Like everything else, NLP has its detractors, which is fine, everyone is entitled to their opinion and view, and the only reason I mention it here is because I believe it’s strong enough to persuade people over time.  One of the things that sold it to me (which does include the Performance Partnership, I like their ethos around this) was The Warrior Programme.  I’d been told about it long before I ever attended any NLP course, and was pretty amazed when I started to look into it.

It’s no secret that many ex-servicemen find adjusting to life outside of the forces difficult. Unsurprisingly in my opinion.  I’ve written about this before in other places, about the difficulties and the injustices, the homelessness and poverty, so anything that helps ex-servicemen get their lives back is good for me.

Yes, I do have family connections with the military, so it makes it all a bit more personal. (Do I think all ex-servicemen are heroes, gods/goddesses and perfect beings?  Hell no, they weren’t all choir boys/girls before they started so I don’t expect them to be after, but we put them through a lot.  They see things that most of the rest of us don’t, so it’s no wonder that some, maybe all, have trouble adjusting to a different kind of reality.  Do I think they have the right to be helped to readjust?  Hell yes.  I think we owe them some help with that.  Whatever it takes, and I strongly prefer not using drugs of any kind.  Personal view, and I am prepared to be told I am wrong.   That’s where I stand right now though.)

The Warrior Programme website describes itself as:

“The Warrior Programme is a 3-day motivation and training programme with 12 month structured support and signposting.  The 3-day coaching programme teaches participants practical, effective tools, techniques and coaching strategies to improve performance and motivation and overcome the above. The course outcomes are to improve:

Confidence

Self Reliance

Resilience

Independence

Self belief

Managing self, mood and emotions

If you go to the link below, you will be able to read the results of the randomised control trial.

http://www.warriorprogramme.org.uk/Testimonials

I think the results of the trials speak for themselves, and I know it was as a result of them that people like the MoD started to take this programme seriously.  Me, I find it very humbling.  And gratifying.  That’s why I did this NLP course.

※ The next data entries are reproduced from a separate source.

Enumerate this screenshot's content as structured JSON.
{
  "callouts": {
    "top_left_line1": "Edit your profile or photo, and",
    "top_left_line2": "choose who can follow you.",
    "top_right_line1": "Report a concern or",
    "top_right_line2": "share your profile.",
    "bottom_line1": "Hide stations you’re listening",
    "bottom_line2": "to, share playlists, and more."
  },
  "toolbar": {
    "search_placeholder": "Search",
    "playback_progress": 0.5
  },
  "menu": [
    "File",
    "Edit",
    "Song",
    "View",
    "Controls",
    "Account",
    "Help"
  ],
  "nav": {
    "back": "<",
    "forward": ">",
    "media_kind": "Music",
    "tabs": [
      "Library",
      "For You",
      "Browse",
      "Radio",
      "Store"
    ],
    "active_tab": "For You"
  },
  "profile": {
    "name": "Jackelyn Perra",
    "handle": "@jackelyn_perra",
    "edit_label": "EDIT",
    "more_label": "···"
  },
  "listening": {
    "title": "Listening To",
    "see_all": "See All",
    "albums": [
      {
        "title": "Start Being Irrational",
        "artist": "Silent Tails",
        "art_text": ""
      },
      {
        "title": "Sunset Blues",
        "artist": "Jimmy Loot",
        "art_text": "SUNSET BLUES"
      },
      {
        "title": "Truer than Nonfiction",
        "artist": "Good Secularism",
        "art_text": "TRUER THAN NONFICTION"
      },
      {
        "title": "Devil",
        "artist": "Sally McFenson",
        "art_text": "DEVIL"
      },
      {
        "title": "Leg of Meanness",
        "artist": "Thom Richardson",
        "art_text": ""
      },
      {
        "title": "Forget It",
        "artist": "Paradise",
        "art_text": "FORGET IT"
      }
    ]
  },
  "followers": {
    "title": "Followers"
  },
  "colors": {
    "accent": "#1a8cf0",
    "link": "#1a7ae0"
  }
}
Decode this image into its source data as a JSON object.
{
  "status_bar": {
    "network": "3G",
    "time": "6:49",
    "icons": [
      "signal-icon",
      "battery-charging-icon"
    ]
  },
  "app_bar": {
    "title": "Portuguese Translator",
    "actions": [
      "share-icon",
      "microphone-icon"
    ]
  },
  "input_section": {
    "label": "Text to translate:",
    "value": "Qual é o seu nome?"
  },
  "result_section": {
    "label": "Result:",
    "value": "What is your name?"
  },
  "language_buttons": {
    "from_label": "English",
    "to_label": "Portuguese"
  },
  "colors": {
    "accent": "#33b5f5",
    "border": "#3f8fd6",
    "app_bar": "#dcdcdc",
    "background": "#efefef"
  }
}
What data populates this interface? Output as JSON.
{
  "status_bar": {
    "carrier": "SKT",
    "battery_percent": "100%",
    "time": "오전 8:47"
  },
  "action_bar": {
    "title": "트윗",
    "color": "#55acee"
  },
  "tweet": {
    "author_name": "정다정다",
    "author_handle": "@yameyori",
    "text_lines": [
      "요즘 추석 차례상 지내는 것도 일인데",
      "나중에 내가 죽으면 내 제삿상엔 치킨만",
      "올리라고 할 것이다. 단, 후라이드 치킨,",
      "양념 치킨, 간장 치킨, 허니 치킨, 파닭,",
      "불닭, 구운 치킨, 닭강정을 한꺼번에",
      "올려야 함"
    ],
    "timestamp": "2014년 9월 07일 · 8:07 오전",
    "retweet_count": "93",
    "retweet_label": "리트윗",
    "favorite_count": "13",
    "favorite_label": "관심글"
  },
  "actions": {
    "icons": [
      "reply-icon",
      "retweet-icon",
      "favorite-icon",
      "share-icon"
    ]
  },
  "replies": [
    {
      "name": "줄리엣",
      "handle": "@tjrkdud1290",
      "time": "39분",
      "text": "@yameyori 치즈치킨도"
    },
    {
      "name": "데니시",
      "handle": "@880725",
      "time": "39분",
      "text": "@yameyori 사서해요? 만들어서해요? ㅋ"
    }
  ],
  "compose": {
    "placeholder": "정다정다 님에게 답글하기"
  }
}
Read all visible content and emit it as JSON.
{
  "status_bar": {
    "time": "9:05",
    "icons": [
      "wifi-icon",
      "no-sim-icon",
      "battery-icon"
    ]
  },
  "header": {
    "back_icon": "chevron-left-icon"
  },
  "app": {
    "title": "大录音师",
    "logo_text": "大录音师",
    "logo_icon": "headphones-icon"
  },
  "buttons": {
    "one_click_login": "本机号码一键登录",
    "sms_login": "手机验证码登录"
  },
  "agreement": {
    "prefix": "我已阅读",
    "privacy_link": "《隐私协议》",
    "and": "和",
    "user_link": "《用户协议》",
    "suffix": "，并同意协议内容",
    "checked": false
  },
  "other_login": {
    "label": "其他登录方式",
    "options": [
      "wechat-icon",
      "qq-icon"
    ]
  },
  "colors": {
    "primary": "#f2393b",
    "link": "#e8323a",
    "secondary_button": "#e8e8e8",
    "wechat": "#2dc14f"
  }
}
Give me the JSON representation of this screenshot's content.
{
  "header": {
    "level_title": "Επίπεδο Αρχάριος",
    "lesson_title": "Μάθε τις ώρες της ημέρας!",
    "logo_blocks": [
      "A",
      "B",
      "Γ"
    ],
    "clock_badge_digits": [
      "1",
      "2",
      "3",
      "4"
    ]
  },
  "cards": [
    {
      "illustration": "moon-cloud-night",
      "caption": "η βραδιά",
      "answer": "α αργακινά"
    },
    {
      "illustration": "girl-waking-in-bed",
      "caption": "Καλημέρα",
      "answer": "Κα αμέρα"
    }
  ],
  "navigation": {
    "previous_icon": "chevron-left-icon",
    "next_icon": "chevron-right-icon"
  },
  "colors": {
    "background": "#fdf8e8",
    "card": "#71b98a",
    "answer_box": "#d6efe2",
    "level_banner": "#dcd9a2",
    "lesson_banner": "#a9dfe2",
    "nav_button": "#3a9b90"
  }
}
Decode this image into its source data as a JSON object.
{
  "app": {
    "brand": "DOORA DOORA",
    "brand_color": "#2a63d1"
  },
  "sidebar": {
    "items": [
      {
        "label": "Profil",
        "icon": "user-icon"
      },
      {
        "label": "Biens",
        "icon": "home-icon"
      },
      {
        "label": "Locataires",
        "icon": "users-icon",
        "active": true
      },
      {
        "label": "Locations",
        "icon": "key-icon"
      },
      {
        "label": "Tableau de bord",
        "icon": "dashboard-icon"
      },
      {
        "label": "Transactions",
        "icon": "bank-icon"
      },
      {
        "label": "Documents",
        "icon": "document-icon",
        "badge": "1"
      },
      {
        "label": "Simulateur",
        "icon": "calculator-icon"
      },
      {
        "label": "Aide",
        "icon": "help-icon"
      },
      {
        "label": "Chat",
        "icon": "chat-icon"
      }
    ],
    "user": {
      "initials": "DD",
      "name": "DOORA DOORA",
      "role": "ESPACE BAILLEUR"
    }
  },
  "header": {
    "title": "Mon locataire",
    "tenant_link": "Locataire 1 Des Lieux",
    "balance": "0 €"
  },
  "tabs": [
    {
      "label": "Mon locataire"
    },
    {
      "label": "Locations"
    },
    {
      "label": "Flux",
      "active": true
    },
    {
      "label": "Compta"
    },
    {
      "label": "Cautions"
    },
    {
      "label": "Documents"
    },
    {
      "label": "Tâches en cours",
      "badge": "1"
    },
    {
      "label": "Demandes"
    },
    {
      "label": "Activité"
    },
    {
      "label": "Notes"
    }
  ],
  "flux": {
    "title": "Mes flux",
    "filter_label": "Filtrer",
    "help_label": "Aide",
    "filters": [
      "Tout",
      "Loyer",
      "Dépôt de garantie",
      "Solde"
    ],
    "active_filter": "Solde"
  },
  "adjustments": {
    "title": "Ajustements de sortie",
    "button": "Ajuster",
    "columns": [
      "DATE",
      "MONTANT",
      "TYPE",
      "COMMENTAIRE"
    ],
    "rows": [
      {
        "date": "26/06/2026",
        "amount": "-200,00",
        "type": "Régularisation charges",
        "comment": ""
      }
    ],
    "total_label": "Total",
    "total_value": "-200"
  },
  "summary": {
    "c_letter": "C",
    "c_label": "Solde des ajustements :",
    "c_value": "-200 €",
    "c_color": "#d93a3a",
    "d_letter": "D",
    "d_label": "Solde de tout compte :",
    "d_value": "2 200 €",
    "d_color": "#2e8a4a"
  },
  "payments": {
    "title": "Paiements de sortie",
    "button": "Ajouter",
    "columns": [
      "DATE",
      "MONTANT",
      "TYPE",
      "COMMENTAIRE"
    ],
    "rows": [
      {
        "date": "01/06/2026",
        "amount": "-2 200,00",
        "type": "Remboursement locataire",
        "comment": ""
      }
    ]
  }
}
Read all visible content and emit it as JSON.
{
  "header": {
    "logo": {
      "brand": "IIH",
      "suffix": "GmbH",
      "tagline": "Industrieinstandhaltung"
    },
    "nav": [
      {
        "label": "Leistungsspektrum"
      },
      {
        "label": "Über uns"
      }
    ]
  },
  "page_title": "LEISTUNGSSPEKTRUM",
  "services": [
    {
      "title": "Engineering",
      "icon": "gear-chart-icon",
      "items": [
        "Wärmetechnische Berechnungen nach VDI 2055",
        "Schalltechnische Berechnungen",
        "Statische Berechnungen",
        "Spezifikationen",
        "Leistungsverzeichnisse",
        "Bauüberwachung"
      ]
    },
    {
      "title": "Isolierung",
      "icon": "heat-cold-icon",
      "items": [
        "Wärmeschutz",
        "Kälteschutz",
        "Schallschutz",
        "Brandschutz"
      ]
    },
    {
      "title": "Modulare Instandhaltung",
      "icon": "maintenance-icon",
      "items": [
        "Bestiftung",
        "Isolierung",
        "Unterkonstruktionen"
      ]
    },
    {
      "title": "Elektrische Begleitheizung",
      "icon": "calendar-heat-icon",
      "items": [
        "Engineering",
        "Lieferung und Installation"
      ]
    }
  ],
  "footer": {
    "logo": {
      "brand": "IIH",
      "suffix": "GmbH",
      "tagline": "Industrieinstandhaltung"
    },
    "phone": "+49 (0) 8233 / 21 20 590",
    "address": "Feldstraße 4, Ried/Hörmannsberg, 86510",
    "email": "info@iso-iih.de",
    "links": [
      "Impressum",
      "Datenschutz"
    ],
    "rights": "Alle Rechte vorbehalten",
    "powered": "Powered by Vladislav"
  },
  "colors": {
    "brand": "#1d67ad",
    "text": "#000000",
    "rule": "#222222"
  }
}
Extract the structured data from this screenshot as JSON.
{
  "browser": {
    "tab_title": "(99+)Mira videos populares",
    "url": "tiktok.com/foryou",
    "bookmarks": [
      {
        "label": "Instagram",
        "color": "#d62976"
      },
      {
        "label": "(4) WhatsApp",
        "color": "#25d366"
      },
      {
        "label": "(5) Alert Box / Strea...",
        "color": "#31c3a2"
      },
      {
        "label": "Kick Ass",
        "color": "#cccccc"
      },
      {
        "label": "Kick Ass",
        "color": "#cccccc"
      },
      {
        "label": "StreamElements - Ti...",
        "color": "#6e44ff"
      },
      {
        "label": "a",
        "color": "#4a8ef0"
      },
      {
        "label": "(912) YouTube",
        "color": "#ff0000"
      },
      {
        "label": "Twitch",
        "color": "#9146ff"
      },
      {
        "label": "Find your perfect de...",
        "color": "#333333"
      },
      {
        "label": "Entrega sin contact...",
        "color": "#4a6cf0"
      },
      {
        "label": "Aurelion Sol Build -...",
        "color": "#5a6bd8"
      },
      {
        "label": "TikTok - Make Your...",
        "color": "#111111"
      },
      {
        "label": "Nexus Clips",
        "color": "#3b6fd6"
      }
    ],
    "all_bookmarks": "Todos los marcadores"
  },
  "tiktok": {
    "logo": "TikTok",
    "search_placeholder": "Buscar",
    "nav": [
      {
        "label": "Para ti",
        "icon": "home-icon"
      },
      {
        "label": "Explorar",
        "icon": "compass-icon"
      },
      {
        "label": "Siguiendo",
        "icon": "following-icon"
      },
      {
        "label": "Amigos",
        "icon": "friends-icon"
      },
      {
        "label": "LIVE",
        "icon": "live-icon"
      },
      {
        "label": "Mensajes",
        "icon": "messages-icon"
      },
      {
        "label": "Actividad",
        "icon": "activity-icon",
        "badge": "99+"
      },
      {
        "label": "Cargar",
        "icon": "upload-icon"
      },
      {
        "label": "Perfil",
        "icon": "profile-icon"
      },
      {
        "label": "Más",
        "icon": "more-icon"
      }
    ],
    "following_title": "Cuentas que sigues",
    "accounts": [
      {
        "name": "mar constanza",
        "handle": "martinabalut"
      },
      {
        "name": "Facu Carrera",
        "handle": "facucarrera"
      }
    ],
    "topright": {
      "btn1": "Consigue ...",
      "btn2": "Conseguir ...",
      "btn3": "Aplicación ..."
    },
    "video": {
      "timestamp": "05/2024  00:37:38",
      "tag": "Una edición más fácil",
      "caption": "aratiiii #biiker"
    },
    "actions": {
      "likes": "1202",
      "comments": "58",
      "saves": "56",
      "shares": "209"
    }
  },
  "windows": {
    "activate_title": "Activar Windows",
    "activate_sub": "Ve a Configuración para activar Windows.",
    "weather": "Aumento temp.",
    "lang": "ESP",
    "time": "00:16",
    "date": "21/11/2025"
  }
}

So, back to my course and my group.

I met some wonderful people and I learned a lot.  You meet people along the journey who just touch you, do you know what I mean?  Mostly, I don’t let people get close easily.  My group was different.  It was a case of, “you had to be there.”  All of these people have so much to offer.  I look forward to working with them all again.

 

© Susan Shirley 2016